▸ Dataset records
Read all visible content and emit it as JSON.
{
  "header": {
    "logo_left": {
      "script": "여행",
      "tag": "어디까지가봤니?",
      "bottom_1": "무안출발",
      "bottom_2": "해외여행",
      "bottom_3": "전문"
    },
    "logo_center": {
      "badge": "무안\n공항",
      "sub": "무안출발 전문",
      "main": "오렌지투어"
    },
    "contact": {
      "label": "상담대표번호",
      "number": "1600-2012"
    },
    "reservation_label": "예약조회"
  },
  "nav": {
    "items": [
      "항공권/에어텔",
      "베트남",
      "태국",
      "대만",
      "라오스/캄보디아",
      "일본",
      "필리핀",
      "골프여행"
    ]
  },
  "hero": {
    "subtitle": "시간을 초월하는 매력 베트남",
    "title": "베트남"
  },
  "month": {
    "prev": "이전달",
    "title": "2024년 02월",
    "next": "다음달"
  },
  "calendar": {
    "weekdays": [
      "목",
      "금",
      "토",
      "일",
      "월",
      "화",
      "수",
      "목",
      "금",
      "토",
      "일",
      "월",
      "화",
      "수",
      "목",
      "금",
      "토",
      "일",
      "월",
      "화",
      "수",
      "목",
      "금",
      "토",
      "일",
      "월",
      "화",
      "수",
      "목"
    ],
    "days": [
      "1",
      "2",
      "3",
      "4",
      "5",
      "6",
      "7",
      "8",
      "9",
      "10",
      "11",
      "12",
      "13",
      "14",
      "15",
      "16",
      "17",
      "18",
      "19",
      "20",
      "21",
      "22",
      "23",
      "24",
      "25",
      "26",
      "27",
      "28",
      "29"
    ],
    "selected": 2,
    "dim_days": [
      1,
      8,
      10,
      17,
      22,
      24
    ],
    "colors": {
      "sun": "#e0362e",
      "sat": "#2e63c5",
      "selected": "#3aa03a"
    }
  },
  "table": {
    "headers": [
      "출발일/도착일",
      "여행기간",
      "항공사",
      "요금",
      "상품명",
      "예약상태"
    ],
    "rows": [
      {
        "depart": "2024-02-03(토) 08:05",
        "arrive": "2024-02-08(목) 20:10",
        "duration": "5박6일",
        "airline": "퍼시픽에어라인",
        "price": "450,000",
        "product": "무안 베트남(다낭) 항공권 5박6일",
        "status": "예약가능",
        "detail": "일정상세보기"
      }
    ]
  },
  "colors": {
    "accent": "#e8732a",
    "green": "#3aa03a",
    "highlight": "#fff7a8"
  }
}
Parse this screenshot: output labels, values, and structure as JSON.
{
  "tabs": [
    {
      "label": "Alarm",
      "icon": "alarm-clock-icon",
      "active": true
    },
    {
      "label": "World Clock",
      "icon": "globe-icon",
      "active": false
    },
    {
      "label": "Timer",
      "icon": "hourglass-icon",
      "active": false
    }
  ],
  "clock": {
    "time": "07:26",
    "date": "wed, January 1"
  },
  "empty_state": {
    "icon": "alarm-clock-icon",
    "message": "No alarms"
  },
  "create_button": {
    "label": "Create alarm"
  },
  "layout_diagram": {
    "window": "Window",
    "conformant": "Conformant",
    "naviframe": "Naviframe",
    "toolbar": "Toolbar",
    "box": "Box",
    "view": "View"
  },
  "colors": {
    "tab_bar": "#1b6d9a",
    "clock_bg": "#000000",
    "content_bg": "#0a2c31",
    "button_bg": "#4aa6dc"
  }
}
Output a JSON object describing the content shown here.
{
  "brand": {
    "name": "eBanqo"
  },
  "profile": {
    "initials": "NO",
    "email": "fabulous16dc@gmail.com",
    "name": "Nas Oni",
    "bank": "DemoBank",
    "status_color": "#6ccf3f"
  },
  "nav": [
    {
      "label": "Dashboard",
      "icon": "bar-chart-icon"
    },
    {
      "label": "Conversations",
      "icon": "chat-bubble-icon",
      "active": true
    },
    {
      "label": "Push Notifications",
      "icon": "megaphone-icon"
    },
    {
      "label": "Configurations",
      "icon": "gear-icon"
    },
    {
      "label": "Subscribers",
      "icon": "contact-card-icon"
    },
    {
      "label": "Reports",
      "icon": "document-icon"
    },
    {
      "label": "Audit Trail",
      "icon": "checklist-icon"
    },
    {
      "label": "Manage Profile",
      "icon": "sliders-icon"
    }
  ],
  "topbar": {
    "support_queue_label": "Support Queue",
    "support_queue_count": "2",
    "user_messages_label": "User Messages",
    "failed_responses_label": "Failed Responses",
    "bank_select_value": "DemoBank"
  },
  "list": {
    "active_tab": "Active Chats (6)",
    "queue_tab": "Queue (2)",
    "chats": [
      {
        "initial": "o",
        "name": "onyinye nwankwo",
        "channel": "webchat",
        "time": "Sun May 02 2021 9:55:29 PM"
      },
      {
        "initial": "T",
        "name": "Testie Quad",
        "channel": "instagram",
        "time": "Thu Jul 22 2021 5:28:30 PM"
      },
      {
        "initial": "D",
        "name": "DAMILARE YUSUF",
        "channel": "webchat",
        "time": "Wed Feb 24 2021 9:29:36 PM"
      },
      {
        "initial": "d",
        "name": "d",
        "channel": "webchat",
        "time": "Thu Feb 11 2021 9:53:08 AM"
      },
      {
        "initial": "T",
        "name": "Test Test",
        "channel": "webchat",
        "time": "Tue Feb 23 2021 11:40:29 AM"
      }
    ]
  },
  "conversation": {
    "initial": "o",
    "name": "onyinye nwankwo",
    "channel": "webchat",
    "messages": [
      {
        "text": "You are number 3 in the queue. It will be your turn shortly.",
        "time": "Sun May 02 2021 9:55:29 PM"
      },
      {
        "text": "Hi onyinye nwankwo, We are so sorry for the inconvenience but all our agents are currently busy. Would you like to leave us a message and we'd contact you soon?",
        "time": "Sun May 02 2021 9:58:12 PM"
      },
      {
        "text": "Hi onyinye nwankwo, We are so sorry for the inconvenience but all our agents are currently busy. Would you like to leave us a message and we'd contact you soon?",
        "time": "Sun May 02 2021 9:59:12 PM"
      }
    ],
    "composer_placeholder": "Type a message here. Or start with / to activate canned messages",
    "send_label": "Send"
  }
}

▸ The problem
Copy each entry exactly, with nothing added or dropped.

▸ Response to the task
Read all visible content and emit it as JSON.
{
  "header": {
    "logo_left": {
      "script": "여행",
      "tag": "어디까지가봤니?",
      "bottom_1": "무안출발",
      "bottom_2": "해외여행",
      "bottom_3": "전문"
    },
    "logo_center": {
      "badge": "무안\n공항",
      "sub": "무안출발 전문",
      "main": "오렌지투어"
    },
    "contact": {
      "label": "상담대표번호",
      "number": "1600-2012"
    },
    "reservation_label": "예약조회"
  },
  "nav": {
    "items": [
      "항공권/에어텔",
      "베트남",
      "태국",
      "대만",
      "라오스/캄보디아",
      "일본",
      "필리핀",
      "골프여행"
    ]
  },
  "hero": {
    "subtitle": "시간을 초월하는 매력 베트남",
    "title": "베트남"
  },
  "month": {
    "prev": "이전달",
    "title": "2024년 02월",
    "next": "다음달"
  },
  "calendar": {
    "weekdays": [
      "목",
      "금",
      "토",
      "일",
      "월",
      "화",
      "수",
      "목",
      "금",
      "토",
      "일",
      "월",
      "화",
      "수",
      "목",
      "금",
      "토",
      "일",
      "월",
      "화",
      "수",
      "목",
      "금",
      "토",
      "일",
      "월",
      "화",
      "수",
      "목"
    ],
    "days": [
      "1",
      "2",
      "3",
      "4",
      "5",
      "6",
      "7",
      "8",
      "9",
      "10",
      "11",
      "12",
      "13",
      "14",
      "15",
      "16",
      "17",
      "18",
      "19",
      "20",
      "21",
      "22",
      "23",
      "24",
      "25",
      "26",
      "27",
      "28",
      "29"
    ],
    "selected": 2,
    "dim_days": [
      1,
      8,
      10,
      17,
      22,
      24
    ],
    "colors": {
      "sun": "#e0362e",
      "sat": "#2e63c5",
      "selected": "#3aa03a"
    }
  },
  "table": {
    "headers": [
      "출발일/도착일",
      "여행기간",
      "항공사",
      "요금",
      "상품명",
      "예약상태"
    ],
    "rows": [
      {
        "depart": "2024-02-03(토) 08:05",
        "arrive": "2024-02-08(목) 20:10",
        "duration": "5박6일",
        "airline": "퍼시픽에어라인",
        "price": "450,000",
        "product": "무안 베트남(다낭) 항공권 5박6일",
        "status": "예약가능",
        "detail": "일정상세보기"
      }
    ]
  },
  "colors": {
    "accent": "#e8732a",
    "green": "#3aa03a",
    "highlight": "#fff7a8"
  }
}
Parse this screenshot: output labels, values, and structure as JSON.
{
  "tabs": [
    {
      "label": "Alarm",
      "icon": "alarm-clock-icon",
      "active": true
    },
    {
      "label": "World Clock",
      "icon": "globe-icon",
      "active": false
    },
    {
      "label": "Timer",
      "icon": "hourglass-icon",
      "active": false
    }
  ],
  "clock": {
    "time": "07:26",
    "date": "wed, January 1"
  },
  "empty_state": {
    "icon": "alarm-clock-icon",
    "message": "No alarms"
  },
  "create_button": {
    "label": "Create alarm"
  },
  "layout_diagram": {
    "window": "Window",
    "conformant": "Conformant",
    "naviframe": "Naviframe",
    "toolbar": "Toolbar",
    "box": "Box",
    "view": "View"
  },
  "colors": {
    "tab_bar": "#1b6d9a",
    "clock_bg": "#000000",
    "content_bg": "#0a2c31",
    "button_bg": "#4aa6dc"
  }
}
Output a JSON object describing the content shown here.
{
  "brand": {
    "name": "eBanqo"
  },
  "profile": {
    "initials": "NO",
    "email": "fabulous16dc@gmail.com",
    "name": "Nas Oni",
    "bank": "DemoBank",
    "status_color": "#6ccf3f"
  },
  "nav": [
    {
      "label": "Dashboard",
      "icon": "bar-chart-icon"
    },
    {
      "label": "Conversations",
      "icon": "chat-bubble-icon",
      "active": true
    },
    {
      "label": "Push Notifications",
      "icon": "megaphone-icon"
    },
    {
      "label": "Configurations",
      "icon": "gear-icon"
    },
    {
      "label": "Subscribers",
      "icon": "contact-card-icon"
    },
    {
      "label": "Reports",
      "icon": "document-icon"
    },
    {
      "label": "Audit Trail",
      "icon": "checklist-icon"
    },
    {
      "label": "Manage Profile",
      "icon": "sliders-icon"
    }
  ],
  "topbar": {
    "support_queue_label": "Support Queue",
    "support_queue_count": "2",
    "user_messages_label": "User Messages",
    "failed_responses_label": "Failed Responses",
    "bank_select_value": "DemoBank"
  },
  "list": {
    "active_tab": "Active Chats (6)",
    "queue_tab": "Queue (2)",
    "chats": [
      {
        "initial": "o",
        "name": "onyinye nwankwo",
        "channel": "webchat",
        "time": "Sun May 02 2021 9:55:29 PM"
      },
      {
        "initial": "T",
        "name": "Testie Quad",
        "channel": "instagram",
        "time": "Thu Jul 22 2021 5:28:30 PM"
      },
      {
        "initial": "D",
        "name": "DAMILARE YUSUF",
        "channel": "webchat",
        "time": "Wed Feb 24 2021 9:29:36 PM"
      },
      {
        "initial": "d",
        "name": "d",
        "channel": "webchat",
        "time": "Thu Feb 11 2021 9:53:08 AM"
      },
      {
        "initial": "T",
        "name": "Test Test",
        "channel": "webchat",
        "time": "Tue Feb 23 2021 11:40:29 AM"
      }
    ]
  },
  "conversation": {
    "initial": "o",
    "name": "onyinye nwankwo",
    "channel": "webchat",
    "messages": [
      {
        "text": "You are number 3 in the queue. It will be your turn shortly.",
        "time": "Sun May 02 2021 9:55:29 PM"
      },
      {
        "text": "Hi onyinye nwankwo, We are so sorry for the inconvenience but all our agents are currently busy. Would you like to leave us a message and we'd contact you soon?",
        "time": "Sun May 02 2021 9:58:12 PM"
      },
      {
        "text": "Hi onyinye nwankwo, We are so sorry for the inconvenience but all our agents are currently busy. Would you like to leave us a message and we'd contact you soon?",
        "time": "Sun May 02 2021 9:59:12 PM"
      }
    ],
    "composer_placeholder": "Type a message here. Or start with / to activate canned messages",
    "send_label": "Send"
  }
}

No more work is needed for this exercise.